== Goal of the exercise ==
The expected answer is every line from the material below that has the word "Cube".

== Exercise material ==
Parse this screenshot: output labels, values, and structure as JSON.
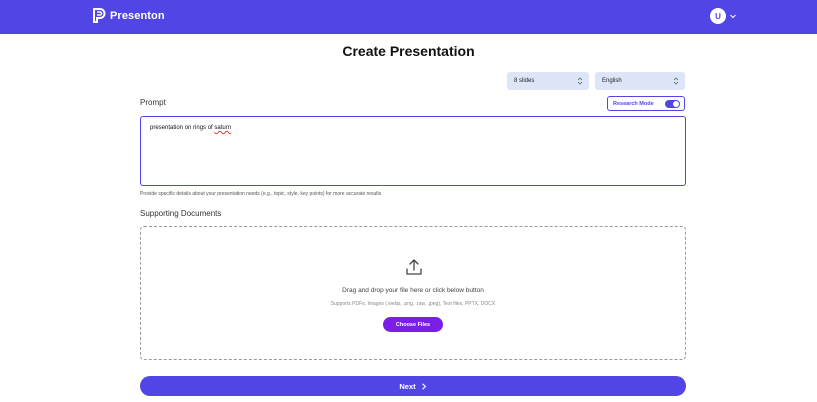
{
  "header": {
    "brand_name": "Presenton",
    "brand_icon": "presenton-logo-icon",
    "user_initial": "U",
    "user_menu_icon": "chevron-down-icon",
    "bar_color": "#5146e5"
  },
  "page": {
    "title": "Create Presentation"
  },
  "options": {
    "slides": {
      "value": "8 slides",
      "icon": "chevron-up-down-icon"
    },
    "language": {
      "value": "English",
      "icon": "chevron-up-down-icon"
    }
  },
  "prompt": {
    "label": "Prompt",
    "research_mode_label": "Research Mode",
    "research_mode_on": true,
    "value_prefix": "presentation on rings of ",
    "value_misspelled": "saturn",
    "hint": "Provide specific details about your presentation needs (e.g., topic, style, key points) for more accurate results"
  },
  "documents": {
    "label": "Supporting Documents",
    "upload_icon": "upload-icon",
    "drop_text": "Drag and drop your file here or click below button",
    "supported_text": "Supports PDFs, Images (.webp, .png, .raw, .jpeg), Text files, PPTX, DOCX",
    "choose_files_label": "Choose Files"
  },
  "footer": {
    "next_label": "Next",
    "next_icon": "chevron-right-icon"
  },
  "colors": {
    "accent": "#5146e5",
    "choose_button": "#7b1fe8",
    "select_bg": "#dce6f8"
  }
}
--
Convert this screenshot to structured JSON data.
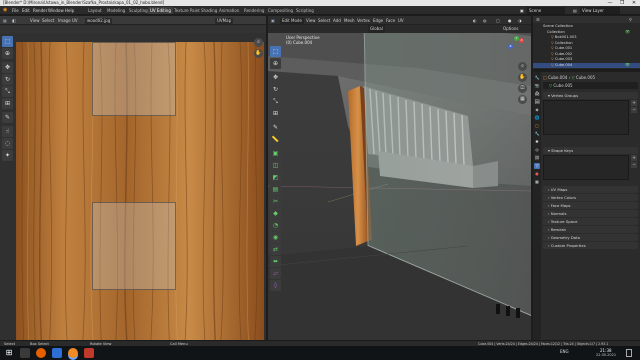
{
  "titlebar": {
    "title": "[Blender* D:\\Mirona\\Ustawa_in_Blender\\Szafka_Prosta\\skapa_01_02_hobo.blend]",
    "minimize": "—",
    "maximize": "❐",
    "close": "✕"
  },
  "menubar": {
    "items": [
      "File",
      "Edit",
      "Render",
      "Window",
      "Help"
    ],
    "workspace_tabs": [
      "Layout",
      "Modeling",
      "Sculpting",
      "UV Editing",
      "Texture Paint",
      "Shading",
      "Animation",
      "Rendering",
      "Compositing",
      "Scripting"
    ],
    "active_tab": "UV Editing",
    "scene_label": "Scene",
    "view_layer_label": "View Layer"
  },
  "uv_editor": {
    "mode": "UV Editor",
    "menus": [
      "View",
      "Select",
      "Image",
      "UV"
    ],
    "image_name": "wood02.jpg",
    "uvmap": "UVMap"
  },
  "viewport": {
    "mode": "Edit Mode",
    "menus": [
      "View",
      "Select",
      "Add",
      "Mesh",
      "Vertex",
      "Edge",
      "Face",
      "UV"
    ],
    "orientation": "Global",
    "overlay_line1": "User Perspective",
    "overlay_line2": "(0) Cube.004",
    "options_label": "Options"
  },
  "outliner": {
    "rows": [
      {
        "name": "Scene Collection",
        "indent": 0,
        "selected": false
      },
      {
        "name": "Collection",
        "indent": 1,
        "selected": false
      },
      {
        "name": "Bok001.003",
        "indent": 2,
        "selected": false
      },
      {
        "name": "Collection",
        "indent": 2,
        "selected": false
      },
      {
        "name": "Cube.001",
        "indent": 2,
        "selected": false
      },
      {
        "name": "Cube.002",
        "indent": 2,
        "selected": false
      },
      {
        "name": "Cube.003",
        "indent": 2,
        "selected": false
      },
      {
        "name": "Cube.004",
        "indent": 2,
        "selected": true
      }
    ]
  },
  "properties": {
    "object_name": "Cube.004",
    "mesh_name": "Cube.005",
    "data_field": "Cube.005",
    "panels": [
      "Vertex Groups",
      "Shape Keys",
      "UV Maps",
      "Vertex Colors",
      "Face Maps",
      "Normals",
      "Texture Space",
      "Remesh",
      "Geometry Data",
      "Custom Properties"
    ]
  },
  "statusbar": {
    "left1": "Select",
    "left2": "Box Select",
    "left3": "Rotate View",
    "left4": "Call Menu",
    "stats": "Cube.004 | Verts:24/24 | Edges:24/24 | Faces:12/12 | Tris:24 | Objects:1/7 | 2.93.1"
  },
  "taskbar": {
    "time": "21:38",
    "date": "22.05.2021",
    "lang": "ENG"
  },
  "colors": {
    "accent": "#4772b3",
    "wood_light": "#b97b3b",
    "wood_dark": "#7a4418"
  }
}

== Expected output ==
    "overlay_line2": "(0) Cube.004",
        "name": "Cube.001",
        "name": "Cube.002",
        "name": "Cube.003",
        "name": "Cube.004",
    "object_name": "Cube.004",
    "mesh_name": "Cube.005",
    "data_field": "Cube.005",
    "stats": "Cube.004 | Verts:24/24 | Edges:24/24 | Faces:12/12 | Tris:24 | Objects:1/7 | 2.93.1"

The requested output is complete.